Signs of Early Labor
As very tired and very pregnant women, we are often in a desperate search for any signs that labor is ready to begin. We bounce on our yoga balls, sip our raspberry leaf tea, monitor each twinge, and try to determine if it’s amniotic fluid in our underwear, or did we just pee?
Here are a few signs that you may or may not experience as your body and your baby prepare for labor.
What are the signs of early labor?
- You may feel the baby drop down lower into your pelvis, causing increased pelvic pressure.
- This drop also creates a “lightening” effect that makes it easier to breathe, since there is less pressure pushing up into your diaphragm and lungs.

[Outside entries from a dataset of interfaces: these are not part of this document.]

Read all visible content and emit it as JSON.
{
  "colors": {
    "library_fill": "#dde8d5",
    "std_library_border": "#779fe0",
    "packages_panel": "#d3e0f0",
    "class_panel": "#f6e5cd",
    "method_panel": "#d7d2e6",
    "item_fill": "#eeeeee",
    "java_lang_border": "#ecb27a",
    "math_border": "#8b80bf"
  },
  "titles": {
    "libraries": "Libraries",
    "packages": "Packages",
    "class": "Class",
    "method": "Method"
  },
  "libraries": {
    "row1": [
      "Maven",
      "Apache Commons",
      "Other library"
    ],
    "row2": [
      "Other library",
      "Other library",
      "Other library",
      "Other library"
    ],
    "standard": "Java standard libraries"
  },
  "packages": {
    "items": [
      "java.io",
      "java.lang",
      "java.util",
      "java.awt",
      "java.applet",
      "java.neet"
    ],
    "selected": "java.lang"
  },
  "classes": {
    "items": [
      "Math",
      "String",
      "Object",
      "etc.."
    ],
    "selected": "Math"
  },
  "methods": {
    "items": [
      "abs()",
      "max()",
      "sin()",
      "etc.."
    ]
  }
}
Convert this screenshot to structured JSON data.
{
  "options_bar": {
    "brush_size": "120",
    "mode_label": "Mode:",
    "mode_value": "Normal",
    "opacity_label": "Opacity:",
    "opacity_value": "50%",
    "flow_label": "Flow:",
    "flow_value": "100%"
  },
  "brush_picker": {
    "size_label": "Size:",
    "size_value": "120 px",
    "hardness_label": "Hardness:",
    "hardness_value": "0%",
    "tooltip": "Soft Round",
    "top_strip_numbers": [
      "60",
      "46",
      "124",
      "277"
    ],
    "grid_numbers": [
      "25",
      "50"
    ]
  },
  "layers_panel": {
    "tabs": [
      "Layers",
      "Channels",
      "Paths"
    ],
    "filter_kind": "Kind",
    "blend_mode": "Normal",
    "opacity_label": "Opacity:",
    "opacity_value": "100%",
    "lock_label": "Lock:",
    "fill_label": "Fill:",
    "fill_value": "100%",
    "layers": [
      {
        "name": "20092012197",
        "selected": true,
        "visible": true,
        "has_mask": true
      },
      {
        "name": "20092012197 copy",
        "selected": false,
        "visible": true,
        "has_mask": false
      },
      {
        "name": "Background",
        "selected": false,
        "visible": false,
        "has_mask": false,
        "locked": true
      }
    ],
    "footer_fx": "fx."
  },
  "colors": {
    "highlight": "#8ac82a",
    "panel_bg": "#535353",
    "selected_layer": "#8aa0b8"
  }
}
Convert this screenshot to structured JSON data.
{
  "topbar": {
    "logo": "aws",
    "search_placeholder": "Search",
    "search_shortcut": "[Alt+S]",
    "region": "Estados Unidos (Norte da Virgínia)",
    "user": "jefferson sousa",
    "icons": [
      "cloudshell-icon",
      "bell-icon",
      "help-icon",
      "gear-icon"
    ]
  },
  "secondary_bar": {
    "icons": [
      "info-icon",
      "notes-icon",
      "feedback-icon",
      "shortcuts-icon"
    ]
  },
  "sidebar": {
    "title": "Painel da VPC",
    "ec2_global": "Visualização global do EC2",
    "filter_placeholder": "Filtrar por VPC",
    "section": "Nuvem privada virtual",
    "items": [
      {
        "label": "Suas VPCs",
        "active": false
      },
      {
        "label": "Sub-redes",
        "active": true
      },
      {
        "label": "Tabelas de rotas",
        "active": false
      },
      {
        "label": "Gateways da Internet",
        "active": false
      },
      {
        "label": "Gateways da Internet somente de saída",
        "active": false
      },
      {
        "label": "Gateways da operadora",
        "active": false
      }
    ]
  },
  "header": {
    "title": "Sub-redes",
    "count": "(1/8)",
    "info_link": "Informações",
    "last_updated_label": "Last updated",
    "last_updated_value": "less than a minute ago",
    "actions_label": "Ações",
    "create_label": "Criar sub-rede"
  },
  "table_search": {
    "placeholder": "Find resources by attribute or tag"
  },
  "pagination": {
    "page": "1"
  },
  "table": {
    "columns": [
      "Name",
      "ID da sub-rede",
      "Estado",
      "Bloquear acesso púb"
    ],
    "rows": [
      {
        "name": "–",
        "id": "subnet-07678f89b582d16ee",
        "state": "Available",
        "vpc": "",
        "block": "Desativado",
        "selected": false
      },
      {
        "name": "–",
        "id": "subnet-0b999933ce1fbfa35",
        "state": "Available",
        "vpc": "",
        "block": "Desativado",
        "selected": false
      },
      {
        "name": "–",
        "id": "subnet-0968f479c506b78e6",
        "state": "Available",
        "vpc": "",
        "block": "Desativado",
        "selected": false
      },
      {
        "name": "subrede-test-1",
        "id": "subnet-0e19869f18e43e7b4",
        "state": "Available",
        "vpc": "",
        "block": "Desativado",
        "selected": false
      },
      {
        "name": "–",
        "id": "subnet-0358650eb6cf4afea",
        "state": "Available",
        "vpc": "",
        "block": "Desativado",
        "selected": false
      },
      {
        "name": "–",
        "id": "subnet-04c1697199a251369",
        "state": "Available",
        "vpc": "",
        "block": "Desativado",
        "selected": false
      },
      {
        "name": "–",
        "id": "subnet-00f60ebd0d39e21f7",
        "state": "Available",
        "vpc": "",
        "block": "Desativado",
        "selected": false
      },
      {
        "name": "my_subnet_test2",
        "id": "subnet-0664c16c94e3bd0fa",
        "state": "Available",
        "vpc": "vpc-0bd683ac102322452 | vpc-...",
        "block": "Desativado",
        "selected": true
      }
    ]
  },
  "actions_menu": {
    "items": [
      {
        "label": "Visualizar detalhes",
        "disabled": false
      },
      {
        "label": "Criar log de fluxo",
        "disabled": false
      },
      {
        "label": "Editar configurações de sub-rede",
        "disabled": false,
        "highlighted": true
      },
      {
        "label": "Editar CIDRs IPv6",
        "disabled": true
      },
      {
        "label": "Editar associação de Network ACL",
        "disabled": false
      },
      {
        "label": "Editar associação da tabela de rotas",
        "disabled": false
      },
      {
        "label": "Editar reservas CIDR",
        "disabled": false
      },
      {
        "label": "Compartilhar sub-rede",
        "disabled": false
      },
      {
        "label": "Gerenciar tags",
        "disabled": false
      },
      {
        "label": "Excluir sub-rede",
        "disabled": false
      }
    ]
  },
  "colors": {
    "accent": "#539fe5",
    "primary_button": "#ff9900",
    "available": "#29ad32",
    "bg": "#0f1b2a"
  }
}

- Lower back pain and/or mild-moderate cramping. Early labor contractions start off gradual, are generally not regular in their timing, and mild enough that you can talk through them most of the time.
What can I do if I’m in early labor?
Because the length of this stage is so unpredictable (ranging from hours to days), we recommend you manage your early labor symptoms at home as long as you are able to cope well. Here are some recommendations to help you:
- Take hot showers and/or warm baths.
- Apply heat packs for cramping, ice packs for back pain.
- Hydrate, hydrate, hydrate! Your uterus is a muscle that needs hydration to function at its best.
- Eat! If you’re hungry, eat. Small frequent snacks or meals will keep you feeling strong and energized.
- Keep moving. If you have energy, go for a walk, rock on your yoga ball, walk up and down the stairs, and sway those hips to get your baby in a good position.
- If you’re tired – take a nap. Rest is important!
- To help you sleep in early labor, we often encourage moms to take Benadryl and Tylenol at bedtime. Rest and sleep are important in order to maintain good energy for when labor really kicks in! Talk to your provider about what’s best for you.
When should I call my provider?
- As labor moves from the early to the active phase, you will feel a definite shift in the intensity and frequency of the contractions.
- This is when you download an app or ask a partner to start timing contractions.We recommend you call us when the contractions are 3-4 minutes apart (from beginning of contraction to beginning of the next contractions), lasting about a minute each, and you are no longer able to talk through them.
- Real labor contractions will not slow down or go away despite rest or hydration.
- If your water breaks… don’t panic. Most of the time it does not mean your baby is coming right away. You have time. Put on a pad, look at the color of the fluid, and call your provider to have a conversation about what to do next.
It’s exhausting for you to have to make multiple trips into the hospital, so try some of these tips at home first, and always feel free to call us with your symptoms. We can often make more suggestions, and even gauge over the phone what your best course of action will be.
We sometimes recommend a visit to South Shore Hospital’s Early Labor Lounge, which is a great place for moms that are almost in active labor, but aren’t quite ready to be admitted.
Remember, your body was made to do this.
When the time comes to bring your baby into the world, you will know just what to do. And we are always here to help you along the way!